• **Description of the task**
If a line in the entries below includes "Isolated", pick it out and copy it.

• **Dataset entries**

━━━

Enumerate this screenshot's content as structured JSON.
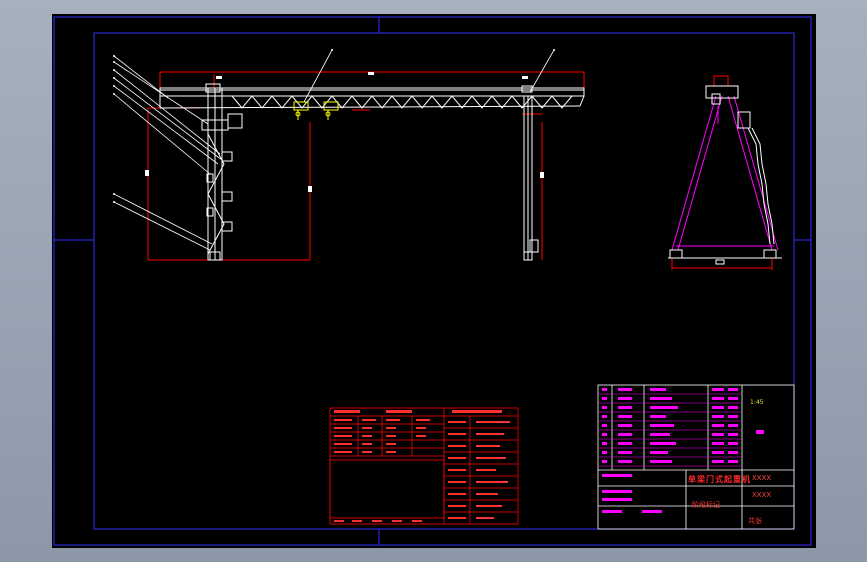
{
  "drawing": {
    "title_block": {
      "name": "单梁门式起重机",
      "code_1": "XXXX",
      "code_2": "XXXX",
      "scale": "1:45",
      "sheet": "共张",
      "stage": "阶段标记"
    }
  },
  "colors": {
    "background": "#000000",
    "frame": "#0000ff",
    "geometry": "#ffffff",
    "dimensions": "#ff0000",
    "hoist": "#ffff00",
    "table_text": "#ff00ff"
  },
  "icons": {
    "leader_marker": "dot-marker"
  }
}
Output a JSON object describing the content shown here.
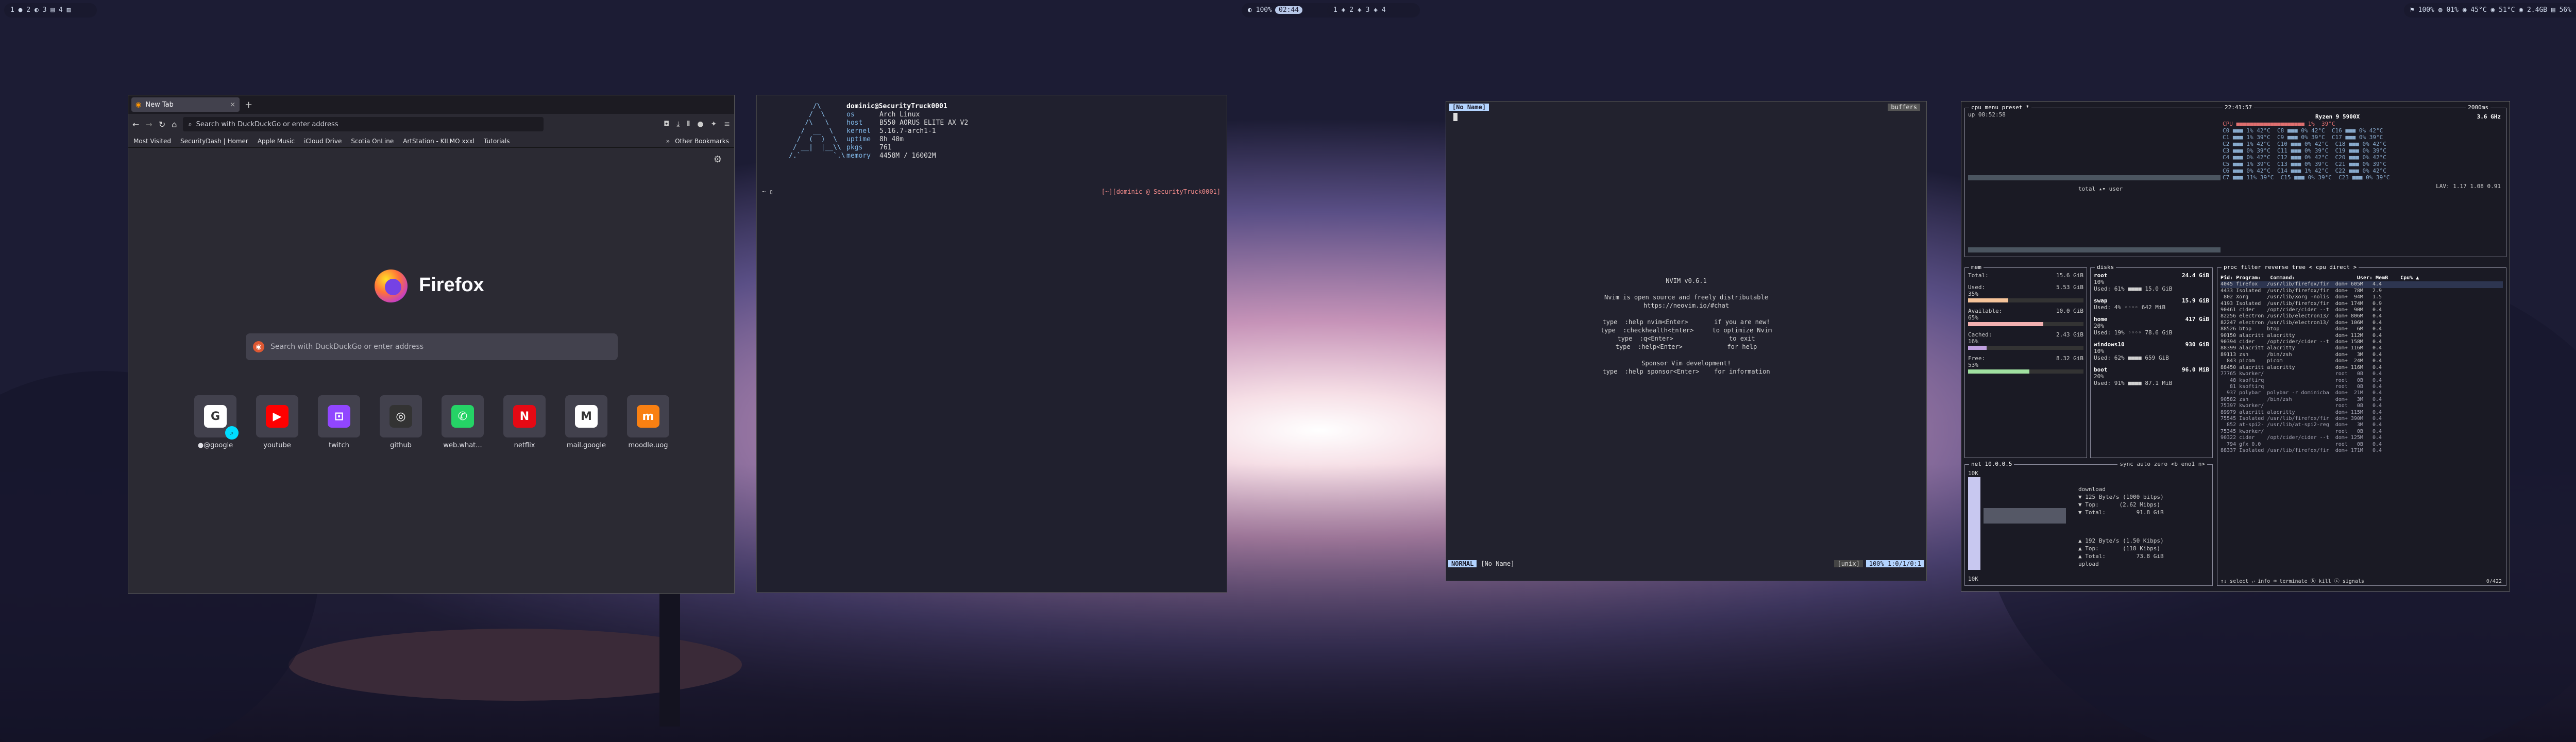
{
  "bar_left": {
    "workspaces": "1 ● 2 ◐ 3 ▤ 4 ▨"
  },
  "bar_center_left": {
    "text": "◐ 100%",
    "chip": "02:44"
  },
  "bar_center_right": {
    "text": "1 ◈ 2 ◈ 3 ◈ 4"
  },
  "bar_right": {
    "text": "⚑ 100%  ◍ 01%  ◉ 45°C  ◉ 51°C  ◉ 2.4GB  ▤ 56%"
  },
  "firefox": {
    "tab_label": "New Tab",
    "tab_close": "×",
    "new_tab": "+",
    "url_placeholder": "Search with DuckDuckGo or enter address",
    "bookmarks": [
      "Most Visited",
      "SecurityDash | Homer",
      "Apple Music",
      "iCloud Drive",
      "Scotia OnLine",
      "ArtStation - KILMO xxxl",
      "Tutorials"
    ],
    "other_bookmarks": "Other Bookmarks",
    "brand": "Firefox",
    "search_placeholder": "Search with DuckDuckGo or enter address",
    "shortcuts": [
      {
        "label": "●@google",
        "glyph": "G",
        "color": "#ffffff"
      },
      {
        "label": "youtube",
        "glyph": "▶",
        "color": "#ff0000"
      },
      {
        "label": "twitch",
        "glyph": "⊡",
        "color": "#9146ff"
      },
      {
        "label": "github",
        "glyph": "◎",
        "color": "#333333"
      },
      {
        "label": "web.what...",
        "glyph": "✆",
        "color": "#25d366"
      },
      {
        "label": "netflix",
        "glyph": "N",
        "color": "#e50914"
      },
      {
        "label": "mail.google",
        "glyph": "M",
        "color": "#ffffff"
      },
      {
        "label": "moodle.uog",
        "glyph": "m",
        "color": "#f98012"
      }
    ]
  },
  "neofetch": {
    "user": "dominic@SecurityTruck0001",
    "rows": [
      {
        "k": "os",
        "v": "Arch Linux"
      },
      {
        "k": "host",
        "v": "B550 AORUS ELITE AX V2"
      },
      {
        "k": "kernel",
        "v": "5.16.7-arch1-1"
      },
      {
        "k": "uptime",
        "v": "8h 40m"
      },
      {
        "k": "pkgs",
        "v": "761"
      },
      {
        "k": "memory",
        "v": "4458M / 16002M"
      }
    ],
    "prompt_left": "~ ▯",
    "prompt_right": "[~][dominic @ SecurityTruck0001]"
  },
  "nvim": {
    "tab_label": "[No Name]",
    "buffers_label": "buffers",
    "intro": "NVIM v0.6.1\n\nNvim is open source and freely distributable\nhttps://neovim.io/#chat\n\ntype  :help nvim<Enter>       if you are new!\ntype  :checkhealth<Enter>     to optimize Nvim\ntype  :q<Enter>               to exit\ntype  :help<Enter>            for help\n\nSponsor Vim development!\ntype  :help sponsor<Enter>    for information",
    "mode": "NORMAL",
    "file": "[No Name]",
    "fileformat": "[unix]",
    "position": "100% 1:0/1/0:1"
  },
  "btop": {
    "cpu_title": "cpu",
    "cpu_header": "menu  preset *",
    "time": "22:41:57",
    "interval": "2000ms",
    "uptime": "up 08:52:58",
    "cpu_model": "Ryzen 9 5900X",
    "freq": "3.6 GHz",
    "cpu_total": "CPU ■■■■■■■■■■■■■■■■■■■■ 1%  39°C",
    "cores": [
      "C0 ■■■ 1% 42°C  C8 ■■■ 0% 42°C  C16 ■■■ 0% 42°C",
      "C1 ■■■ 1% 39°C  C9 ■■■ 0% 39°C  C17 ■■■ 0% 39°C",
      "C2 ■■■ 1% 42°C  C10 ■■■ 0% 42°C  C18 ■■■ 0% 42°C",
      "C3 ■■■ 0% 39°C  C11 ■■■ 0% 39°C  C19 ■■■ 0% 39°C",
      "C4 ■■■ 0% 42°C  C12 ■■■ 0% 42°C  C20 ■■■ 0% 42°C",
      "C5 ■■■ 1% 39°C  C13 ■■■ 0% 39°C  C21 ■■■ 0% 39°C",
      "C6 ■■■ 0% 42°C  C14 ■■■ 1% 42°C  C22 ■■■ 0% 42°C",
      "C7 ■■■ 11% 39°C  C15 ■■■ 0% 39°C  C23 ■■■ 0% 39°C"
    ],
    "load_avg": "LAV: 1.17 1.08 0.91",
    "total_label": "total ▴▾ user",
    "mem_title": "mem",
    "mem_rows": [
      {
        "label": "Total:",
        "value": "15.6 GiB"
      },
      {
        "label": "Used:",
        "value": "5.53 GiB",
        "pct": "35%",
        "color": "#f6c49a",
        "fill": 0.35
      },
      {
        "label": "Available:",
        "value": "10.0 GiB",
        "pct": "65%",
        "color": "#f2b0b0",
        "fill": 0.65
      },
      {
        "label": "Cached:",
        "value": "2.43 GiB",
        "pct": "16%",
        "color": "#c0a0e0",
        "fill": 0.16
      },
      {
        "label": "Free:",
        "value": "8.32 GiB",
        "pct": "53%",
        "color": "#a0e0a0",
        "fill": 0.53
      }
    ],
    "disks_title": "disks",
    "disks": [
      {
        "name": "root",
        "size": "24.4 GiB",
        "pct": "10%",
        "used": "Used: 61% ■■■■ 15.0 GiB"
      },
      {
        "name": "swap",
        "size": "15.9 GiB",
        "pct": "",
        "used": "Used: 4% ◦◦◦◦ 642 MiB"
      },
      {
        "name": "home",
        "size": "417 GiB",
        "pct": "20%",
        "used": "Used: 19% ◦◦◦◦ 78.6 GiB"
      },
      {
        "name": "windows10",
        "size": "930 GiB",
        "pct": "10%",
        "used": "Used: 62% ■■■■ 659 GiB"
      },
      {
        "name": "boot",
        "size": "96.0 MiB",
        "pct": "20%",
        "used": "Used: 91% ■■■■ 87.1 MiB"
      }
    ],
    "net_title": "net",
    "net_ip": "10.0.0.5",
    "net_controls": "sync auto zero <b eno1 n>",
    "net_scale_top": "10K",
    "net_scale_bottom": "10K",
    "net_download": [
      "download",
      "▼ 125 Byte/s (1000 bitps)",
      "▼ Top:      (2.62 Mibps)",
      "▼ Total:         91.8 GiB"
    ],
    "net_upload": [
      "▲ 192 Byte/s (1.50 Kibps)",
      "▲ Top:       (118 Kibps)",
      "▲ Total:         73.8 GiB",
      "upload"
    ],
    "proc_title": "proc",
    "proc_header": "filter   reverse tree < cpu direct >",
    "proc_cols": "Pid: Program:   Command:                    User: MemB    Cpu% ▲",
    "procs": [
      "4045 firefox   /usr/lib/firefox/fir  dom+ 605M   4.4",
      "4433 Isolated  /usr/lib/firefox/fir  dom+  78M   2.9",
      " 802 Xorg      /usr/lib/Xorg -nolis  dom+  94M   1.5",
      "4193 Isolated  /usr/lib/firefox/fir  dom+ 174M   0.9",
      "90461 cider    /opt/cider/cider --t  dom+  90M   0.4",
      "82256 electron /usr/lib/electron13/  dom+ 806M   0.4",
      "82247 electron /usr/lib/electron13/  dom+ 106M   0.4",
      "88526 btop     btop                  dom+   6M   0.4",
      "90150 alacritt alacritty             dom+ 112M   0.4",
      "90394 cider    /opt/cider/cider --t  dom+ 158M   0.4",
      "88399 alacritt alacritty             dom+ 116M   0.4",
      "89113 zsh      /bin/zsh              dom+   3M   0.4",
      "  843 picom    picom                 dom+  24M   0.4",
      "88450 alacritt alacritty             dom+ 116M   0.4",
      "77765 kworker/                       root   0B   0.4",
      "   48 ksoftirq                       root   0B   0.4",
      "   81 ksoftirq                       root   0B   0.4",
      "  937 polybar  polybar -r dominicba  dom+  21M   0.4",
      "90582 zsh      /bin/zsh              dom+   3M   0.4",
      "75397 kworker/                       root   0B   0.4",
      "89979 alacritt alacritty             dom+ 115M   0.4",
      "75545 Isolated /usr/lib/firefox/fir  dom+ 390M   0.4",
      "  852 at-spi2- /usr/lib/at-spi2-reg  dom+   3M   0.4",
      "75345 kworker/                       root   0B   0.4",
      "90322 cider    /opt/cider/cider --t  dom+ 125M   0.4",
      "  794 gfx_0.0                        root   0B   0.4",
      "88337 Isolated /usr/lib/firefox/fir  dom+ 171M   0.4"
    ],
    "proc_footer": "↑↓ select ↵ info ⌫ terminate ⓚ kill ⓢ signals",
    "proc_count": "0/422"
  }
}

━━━

• **Reply**
      "4433 Isolated  /usr/lib/firefox/fir  dom+  78M   2.9",
      "4193 Isolated  /usr/lib/firefox/fir  dom+ 174M   0.9",
      "75545 Isolated /usr/lib/firefox/fir  dom+ 390M   0.4",
      "88337 Isolated /usr/lib/firefox/fir  dom+ 171M   0.4"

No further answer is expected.